§ WHAT TO WORK ON: Among these records, which lines include "oruç"? Copy them out.

§ Data entries:
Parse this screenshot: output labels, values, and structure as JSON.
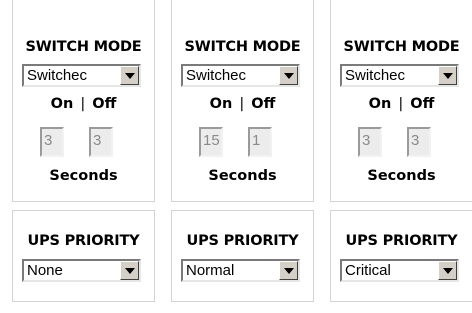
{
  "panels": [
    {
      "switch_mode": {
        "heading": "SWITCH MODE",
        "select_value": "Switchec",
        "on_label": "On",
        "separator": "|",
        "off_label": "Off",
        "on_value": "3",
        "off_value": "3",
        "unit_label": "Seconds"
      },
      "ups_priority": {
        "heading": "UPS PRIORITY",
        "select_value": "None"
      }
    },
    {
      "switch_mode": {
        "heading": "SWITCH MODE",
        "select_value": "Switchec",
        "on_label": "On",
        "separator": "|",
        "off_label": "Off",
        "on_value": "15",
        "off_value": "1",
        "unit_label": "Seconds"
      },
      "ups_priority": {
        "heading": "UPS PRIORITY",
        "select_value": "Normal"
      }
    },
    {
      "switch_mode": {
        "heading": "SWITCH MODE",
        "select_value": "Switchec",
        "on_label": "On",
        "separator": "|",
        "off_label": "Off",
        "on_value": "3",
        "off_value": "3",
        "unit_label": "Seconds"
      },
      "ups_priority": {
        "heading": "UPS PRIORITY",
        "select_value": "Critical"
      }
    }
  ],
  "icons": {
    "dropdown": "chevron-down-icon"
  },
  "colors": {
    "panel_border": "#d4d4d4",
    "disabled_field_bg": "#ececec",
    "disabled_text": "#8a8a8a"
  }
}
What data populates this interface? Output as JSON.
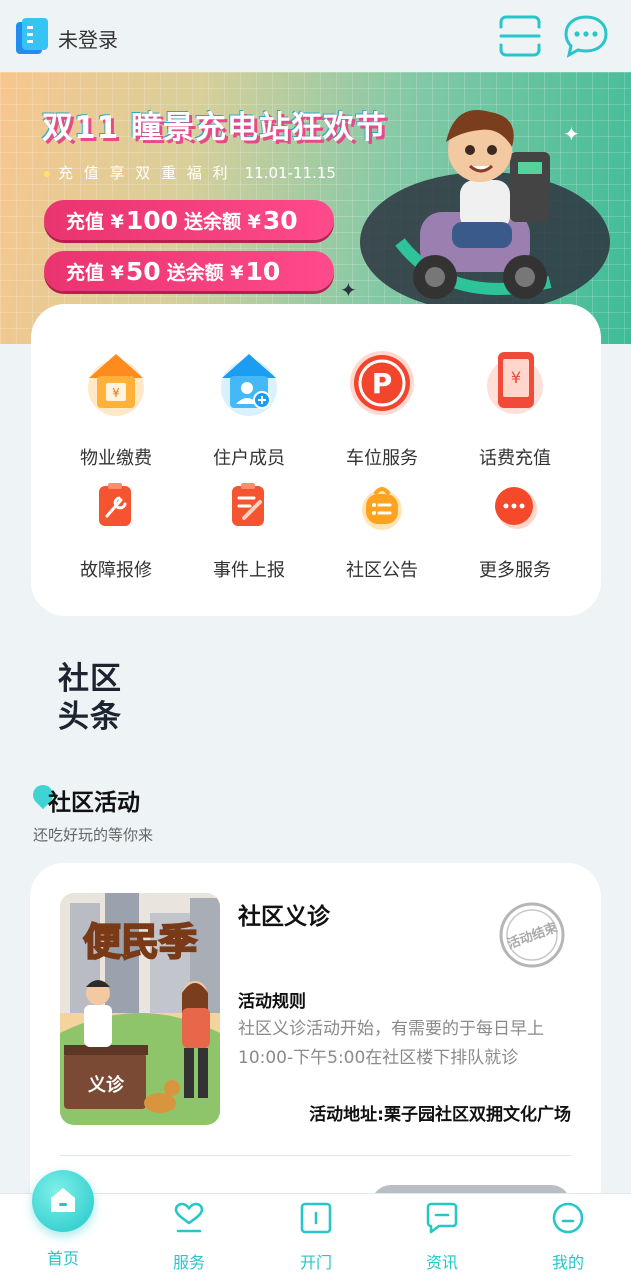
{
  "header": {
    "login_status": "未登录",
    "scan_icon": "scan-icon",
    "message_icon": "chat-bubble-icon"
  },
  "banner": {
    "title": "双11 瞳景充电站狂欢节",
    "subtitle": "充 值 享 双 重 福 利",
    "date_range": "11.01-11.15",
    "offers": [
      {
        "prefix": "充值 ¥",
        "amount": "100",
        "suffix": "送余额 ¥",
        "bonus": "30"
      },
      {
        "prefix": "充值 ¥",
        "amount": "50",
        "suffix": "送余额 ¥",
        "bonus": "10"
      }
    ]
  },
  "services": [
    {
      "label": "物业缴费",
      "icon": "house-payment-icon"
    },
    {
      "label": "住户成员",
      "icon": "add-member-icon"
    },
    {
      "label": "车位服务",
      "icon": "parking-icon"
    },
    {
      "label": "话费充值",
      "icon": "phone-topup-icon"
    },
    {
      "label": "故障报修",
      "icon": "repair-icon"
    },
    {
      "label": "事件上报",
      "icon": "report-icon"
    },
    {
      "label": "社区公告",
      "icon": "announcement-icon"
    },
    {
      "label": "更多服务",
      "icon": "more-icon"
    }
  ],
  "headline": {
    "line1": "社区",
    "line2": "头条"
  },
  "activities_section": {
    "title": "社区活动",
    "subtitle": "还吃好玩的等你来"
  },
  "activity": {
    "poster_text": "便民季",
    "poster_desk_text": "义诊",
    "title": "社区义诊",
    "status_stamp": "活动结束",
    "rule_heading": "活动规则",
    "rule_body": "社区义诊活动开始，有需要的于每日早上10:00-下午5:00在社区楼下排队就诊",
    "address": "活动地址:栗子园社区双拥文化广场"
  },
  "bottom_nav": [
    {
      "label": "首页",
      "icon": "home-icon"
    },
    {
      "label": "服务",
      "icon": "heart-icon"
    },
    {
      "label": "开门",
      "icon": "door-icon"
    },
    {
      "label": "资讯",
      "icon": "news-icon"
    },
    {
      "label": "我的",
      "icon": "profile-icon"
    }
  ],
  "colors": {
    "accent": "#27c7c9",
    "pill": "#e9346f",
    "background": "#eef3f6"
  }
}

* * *

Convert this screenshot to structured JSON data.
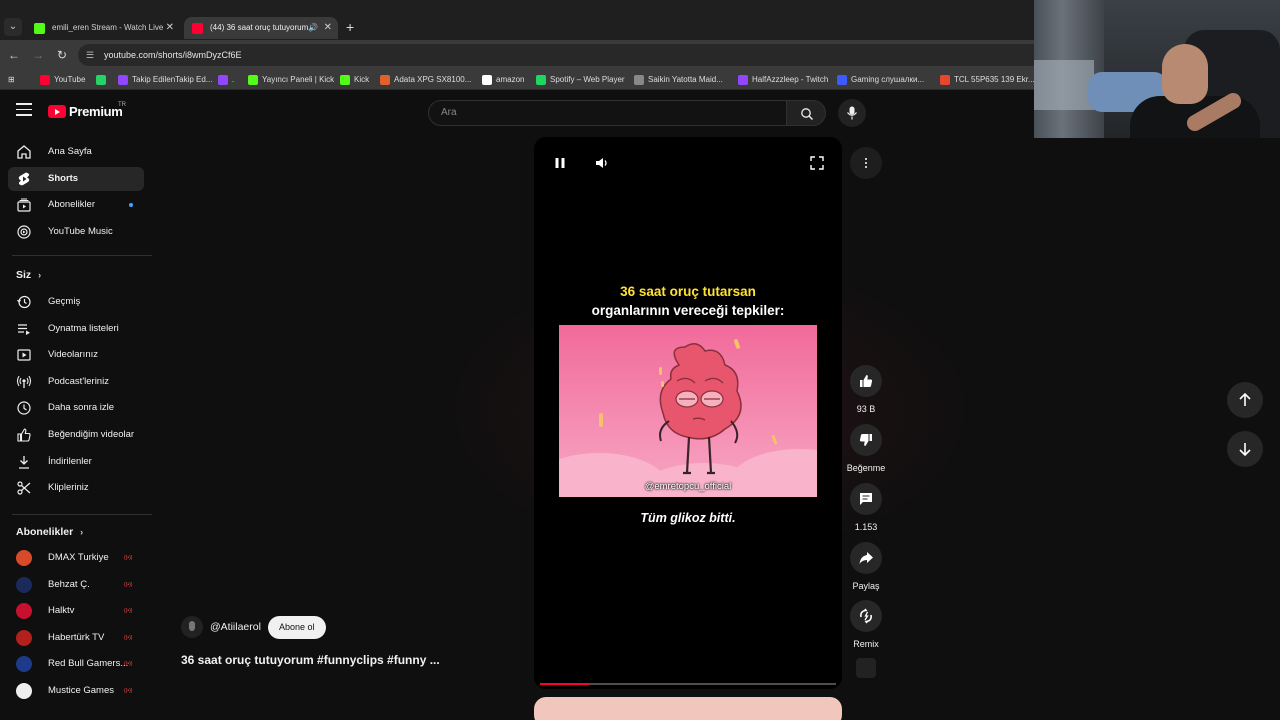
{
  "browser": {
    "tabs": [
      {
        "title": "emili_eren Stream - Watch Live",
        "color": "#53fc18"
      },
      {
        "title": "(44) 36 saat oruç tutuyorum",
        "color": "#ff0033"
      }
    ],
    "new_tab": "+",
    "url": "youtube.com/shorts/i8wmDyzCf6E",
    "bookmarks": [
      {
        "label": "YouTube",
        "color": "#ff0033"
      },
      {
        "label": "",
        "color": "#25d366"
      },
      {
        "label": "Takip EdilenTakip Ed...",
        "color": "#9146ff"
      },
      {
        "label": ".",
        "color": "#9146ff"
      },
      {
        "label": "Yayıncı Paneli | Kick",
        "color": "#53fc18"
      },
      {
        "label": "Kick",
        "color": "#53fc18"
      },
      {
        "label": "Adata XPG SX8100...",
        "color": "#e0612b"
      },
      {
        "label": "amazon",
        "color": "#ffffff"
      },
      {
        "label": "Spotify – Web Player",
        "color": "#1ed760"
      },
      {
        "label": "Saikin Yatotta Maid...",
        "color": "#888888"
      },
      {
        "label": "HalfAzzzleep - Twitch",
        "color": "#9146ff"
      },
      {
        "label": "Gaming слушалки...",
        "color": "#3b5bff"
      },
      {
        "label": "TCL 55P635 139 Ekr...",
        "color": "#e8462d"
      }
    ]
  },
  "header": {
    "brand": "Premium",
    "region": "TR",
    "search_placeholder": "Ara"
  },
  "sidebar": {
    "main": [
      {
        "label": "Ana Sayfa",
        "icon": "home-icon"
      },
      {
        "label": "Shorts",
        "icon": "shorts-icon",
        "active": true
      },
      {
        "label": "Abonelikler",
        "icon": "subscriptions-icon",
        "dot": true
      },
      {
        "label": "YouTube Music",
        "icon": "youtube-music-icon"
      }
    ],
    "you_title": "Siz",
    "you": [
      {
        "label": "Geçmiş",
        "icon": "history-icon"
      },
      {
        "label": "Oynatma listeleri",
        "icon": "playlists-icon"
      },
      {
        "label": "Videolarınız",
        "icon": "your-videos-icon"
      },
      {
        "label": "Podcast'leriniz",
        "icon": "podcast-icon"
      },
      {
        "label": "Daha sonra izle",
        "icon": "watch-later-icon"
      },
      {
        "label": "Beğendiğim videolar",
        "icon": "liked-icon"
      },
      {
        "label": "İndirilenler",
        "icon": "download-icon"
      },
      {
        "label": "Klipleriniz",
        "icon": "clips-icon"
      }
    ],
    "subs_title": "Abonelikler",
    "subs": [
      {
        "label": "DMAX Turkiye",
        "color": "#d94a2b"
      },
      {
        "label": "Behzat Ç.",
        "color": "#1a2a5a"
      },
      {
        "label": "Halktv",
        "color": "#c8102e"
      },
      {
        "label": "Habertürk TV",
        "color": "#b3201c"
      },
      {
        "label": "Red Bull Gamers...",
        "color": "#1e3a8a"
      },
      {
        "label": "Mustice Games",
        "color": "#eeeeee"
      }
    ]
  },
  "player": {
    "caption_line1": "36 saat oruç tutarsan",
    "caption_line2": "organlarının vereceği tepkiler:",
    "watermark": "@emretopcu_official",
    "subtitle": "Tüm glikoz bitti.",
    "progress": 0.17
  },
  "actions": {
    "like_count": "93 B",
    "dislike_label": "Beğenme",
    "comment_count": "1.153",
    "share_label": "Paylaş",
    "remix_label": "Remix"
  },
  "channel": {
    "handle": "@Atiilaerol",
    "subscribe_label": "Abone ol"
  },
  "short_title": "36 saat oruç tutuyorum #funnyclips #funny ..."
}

§ RESPONSE:
        "title": "(44) 36 saat oruç tutuyorum",
    "caption_line1": "36 saat oruç tutarsan",
  "short_title": "36 saat oruç tutuyorum #funnyclips #funny ..."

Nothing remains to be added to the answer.